+++ Data section

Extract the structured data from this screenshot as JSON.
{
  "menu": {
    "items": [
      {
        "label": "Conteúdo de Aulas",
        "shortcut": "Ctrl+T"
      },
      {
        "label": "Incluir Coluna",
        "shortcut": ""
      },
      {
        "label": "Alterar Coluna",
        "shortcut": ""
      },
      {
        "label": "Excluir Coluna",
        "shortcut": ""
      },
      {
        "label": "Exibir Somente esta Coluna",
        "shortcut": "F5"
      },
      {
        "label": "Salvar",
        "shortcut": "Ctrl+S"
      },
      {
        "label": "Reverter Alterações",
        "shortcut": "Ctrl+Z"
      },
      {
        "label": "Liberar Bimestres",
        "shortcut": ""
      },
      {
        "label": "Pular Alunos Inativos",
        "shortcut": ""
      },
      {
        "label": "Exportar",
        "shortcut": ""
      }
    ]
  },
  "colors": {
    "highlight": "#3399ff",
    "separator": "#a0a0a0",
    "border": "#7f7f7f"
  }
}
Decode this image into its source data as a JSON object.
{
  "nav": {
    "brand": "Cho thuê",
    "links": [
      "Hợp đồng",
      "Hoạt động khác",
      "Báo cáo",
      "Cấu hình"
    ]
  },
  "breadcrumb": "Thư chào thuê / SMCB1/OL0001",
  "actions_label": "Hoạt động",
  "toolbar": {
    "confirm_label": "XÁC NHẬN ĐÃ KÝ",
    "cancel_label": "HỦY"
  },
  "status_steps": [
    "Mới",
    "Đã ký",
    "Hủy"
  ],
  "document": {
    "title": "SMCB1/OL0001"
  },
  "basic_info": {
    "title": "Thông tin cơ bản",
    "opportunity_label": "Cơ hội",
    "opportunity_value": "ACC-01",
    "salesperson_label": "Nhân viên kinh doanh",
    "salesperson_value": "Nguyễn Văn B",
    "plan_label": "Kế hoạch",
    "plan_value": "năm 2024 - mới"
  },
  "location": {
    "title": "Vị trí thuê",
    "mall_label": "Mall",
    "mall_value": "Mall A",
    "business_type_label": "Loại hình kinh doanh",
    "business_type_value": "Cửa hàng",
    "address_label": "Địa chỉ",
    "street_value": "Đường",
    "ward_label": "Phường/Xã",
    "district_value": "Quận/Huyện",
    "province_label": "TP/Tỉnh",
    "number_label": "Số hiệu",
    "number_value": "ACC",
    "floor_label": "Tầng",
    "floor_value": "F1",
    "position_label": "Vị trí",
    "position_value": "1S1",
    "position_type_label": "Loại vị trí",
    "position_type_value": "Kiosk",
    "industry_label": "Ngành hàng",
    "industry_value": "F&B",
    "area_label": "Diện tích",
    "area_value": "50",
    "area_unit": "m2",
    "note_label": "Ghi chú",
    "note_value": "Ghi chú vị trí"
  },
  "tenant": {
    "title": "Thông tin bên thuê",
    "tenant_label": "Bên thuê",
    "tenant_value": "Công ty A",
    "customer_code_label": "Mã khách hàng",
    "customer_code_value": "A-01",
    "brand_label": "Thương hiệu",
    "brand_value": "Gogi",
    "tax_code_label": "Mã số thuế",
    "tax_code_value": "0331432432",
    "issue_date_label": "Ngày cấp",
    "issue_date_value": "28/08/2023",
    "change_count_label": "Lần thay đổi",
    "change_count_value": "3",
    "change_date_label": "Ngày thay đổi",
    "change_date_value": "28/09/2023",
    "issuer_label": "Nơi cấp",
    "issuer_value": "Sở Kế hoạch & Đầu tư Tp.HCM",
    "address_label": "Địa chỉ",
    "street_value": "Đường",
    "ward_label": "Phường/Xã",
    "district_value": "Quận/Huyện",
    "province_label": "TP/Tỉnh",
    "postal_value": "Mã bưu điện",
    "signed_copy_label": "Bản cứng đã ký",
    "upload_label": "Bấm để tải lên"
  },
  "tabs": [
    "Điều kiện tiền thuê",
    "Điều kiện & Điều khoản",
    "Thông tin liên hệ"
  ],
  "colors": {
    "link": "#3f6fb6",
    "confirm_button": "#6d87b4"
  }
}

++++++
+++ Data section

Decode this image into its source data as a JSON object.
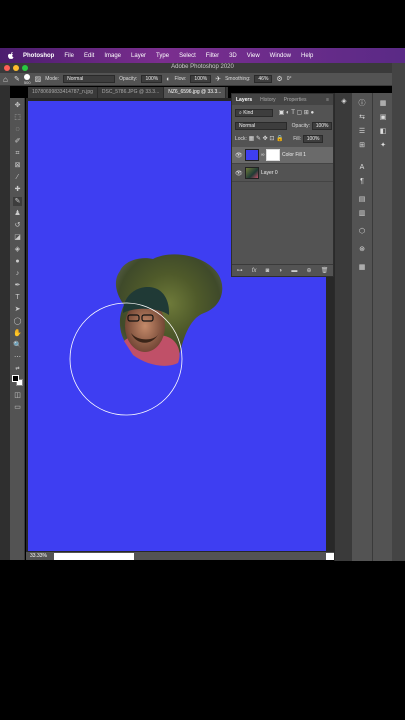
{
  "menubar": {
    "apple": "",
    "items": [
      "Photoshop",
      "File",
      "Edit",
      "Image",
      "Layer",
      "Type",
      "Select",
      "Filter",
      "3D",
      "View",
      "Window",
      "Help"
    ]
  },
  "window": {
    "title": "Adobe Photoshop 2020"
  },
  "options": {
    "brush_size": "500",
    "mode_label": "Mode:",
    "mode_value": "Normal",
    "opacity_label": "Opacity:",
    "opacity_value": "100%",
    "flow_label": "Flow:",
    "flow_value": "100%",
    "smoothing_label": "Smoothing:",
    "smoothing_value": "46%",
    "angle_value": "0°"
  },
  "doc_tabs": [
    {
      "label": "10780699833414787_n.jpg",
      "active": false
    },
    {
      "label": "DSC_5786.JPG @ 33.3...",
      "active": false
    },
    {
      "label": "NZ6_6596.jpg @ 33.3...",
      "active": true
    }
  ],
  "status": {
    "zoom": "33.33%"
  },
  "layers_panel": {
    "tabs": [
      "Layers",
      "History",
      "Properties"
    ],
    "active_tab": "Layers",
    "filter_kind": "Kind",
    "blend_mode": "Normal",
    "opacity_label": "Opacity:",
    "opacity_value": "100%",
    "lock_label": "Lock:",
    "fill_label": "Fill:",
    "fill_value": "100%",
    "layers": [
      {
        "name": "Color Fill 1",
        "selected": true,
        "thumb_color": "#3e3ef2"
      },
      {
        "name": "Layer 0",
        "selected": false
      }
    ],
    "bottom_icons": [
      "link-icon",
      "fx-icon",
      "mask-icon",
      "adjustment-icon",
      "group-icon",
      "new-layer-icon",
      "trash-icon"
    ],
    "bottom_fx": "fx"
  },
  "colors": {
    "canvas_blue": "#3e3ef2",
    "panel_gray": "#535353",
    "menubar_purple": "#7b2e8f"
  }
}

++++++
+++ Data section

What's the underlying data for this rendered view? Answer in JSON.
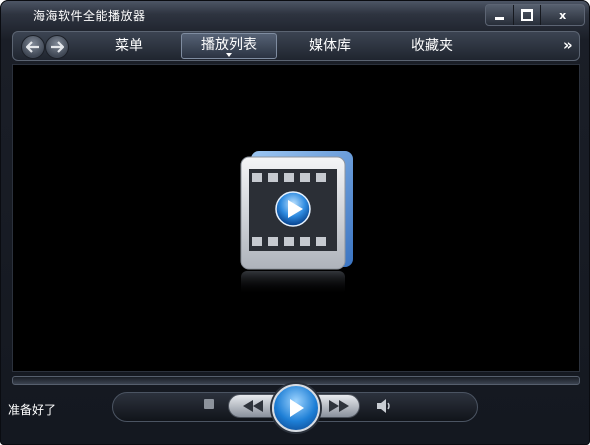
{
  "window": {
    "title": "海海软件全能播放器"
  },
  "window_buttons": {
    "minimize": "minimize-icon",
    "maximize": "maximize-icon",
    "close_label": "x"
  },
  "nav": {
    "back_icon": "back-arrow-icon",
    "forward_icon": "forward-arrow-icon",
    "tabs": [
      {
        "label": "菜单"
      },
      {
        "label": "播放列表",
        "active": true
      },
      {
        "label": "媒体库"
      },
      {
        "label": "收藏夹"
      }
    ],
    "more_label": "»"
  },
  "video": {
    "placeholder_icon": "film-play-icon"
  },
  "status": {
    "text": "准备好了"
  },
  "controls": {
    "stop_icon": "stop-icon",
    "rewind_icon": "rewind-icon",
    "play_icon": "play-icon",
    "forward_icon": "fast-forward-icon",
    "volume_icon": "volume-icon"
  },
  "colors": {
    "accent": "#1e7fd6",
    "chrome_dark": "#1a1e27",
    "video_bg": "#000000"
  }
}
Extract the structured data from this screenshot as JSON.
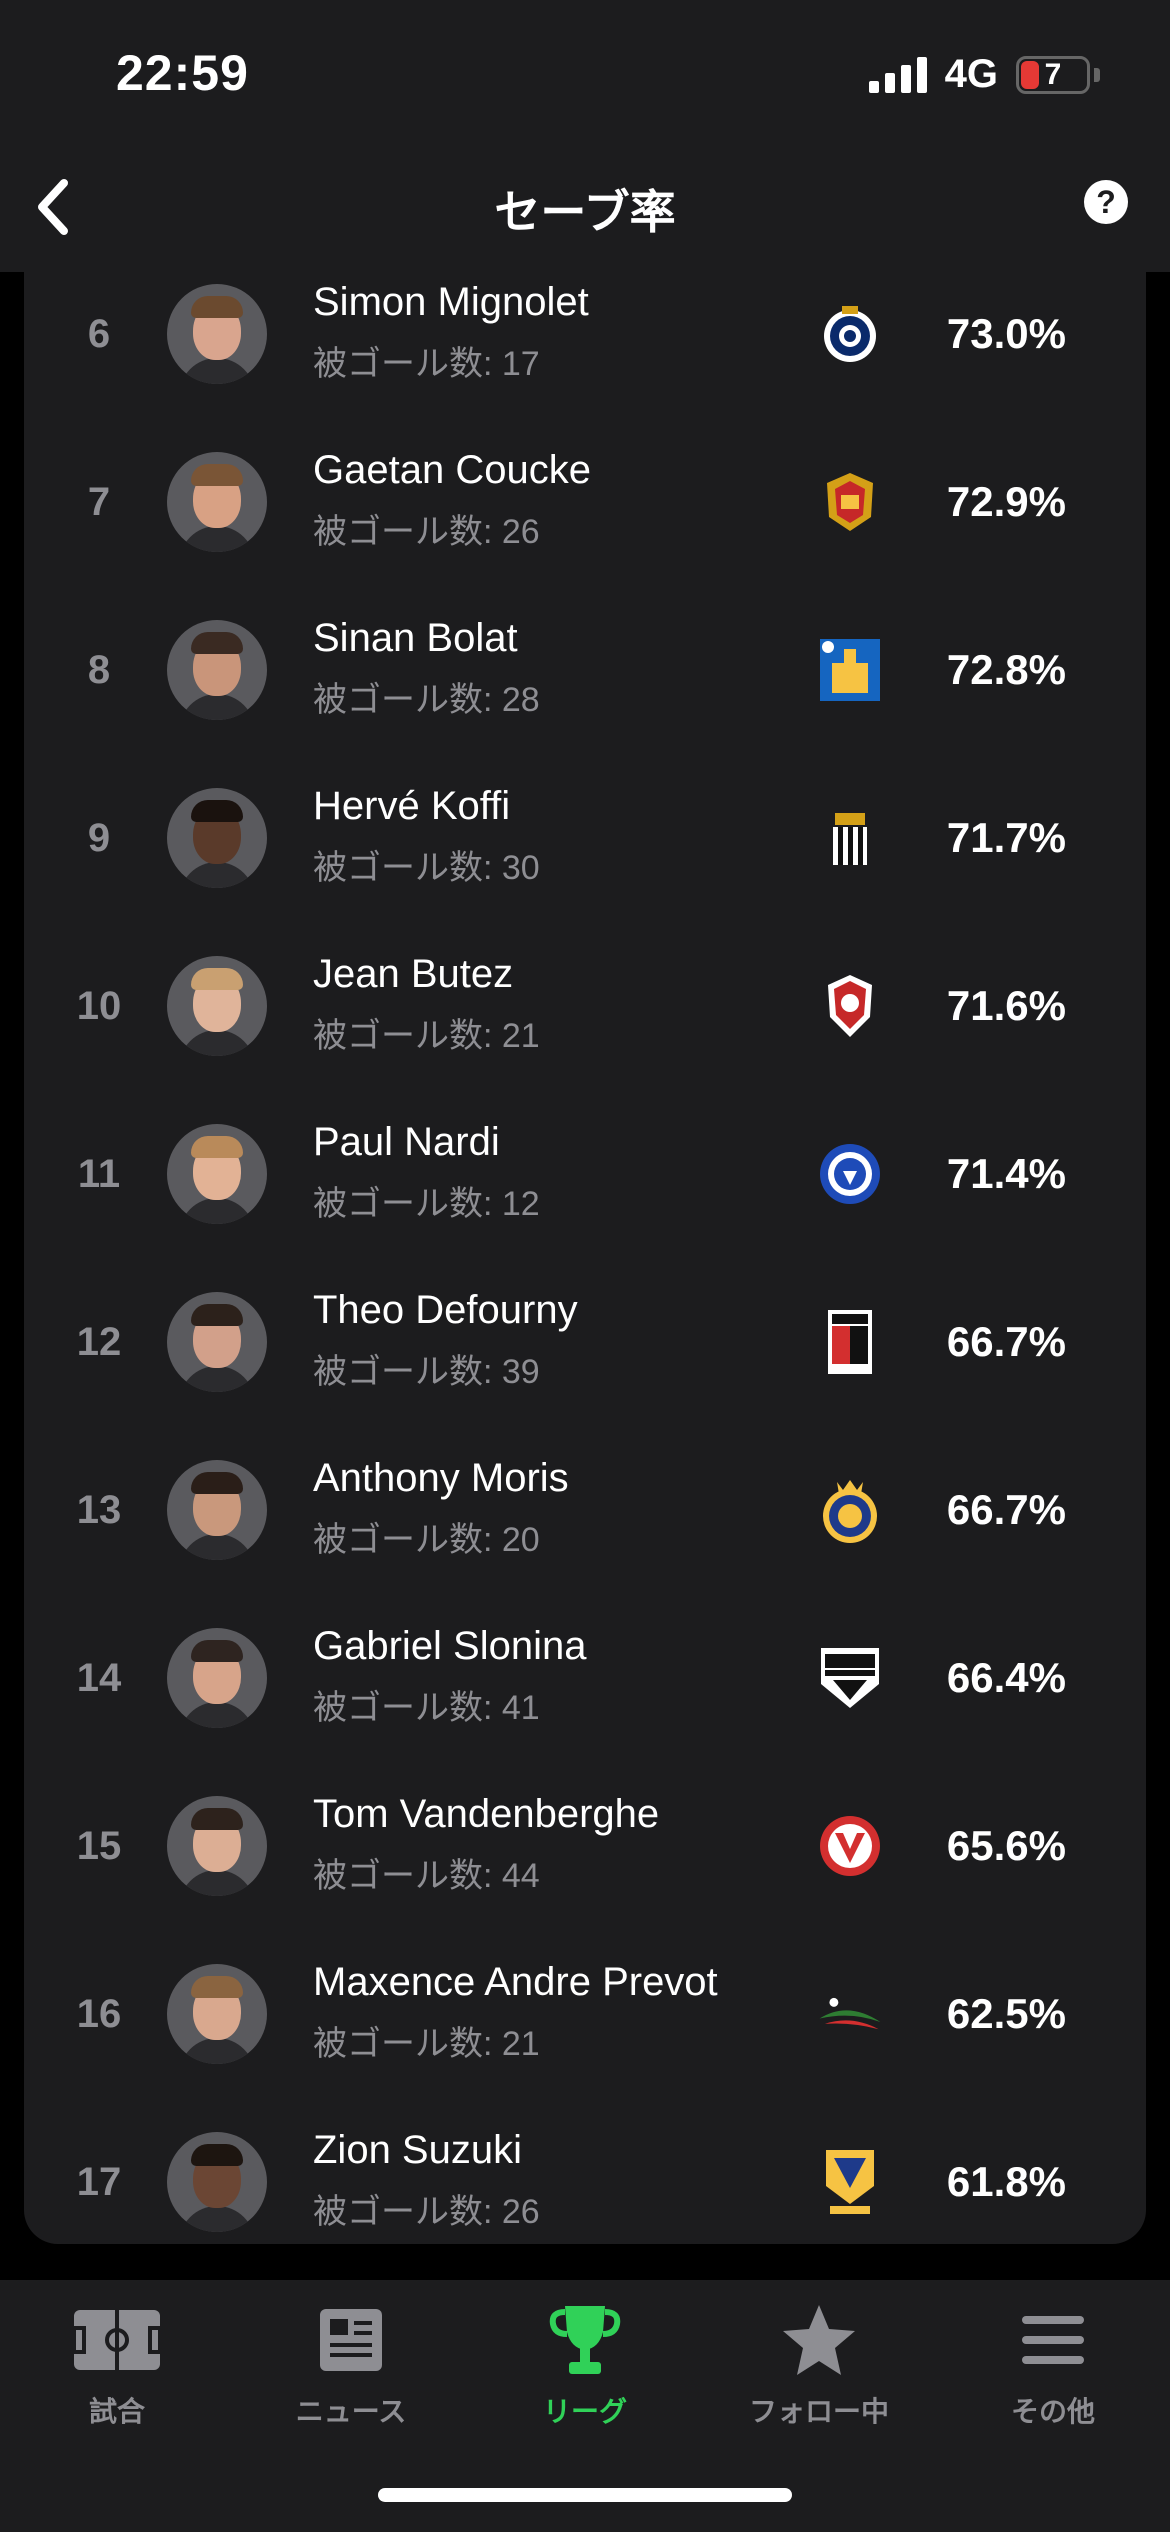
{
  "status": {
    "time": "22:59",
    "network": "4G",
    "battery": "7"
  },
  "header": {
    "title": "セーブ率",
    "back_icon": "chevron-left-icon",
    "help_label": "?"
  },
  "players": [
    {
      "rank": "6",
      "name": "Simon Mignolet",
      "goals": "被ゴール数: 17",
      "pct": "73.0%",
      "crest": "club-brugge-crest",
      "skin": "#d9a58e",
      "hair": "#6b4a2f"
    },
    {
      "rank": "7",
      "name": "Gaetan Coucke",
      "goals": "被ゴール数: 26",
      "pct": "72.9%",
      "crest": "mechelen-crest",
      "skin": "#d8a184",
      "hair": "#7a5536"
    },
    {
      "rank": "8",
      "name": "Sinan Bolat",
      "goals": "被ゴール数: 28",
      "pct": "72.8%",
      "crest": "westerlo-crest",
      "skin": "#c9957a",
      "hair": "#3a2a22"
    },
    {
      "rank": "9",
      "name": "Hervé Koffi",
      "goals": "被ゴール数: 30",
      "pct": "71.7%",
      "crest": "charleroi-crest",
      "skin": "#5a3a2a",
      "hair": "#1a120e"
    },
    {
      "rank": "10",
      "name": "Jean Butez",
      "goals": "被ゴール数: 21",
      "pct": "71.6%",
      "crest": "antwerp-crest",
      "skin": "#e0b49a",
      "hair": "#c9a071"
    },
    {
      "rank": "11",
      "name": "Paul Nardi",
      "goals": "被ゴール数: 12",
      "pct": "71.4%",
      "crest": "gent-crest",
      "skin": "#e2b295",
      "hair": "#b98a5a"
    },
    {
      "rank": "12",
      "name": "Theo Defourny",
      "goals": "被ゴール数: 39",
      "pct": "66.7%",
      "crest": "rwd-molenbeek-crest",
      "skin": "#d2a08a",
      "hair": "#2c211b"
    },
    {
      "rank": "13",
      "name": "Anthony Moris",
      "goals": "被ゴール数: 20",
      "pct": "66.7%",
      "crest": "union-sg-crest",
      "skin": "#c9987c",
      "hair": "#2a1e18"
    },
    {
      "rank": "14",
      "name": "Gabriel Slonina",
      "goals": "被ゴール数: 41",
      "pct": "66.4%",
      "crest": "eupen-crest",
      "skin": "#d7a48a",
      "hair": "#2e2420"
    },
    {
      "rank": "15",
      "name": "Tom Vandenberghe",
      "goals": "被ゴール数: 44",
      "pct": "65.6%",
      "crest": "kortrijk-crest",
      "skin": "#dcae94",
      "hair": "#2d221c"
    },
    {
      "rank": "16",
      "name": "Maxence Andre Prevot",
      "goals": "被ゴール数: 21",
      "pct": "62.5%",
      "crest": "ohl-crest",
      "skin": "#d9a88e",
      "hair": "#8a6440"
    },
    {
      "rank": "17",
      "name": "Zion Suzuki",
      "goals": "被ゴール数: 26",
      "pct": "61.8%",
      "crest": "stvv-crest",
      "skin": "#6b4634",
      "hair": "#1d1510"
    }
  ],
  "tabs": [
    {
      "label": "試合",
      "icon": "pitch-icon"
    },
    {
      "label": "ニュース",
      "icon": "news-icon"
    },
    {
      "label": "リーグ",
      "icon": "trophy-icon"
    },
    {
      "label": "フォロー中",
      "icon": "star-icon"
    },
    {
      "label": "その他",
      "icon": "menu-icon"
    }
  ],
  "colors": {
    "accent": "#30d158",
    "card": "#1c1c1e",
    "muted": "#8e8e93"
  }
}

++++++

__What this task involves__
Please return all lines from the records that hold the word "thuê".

__Response area__
    "brand": "Cho thuê",
  "breadcrumb": "Thư chào thuê / SMCB1/OL0001",
    "title": "Vị trí thuê",
    "title": "Thông tin bên thuê",
    "tenant_label": "Bên thuê",
    "Điều kiện tiền thuê",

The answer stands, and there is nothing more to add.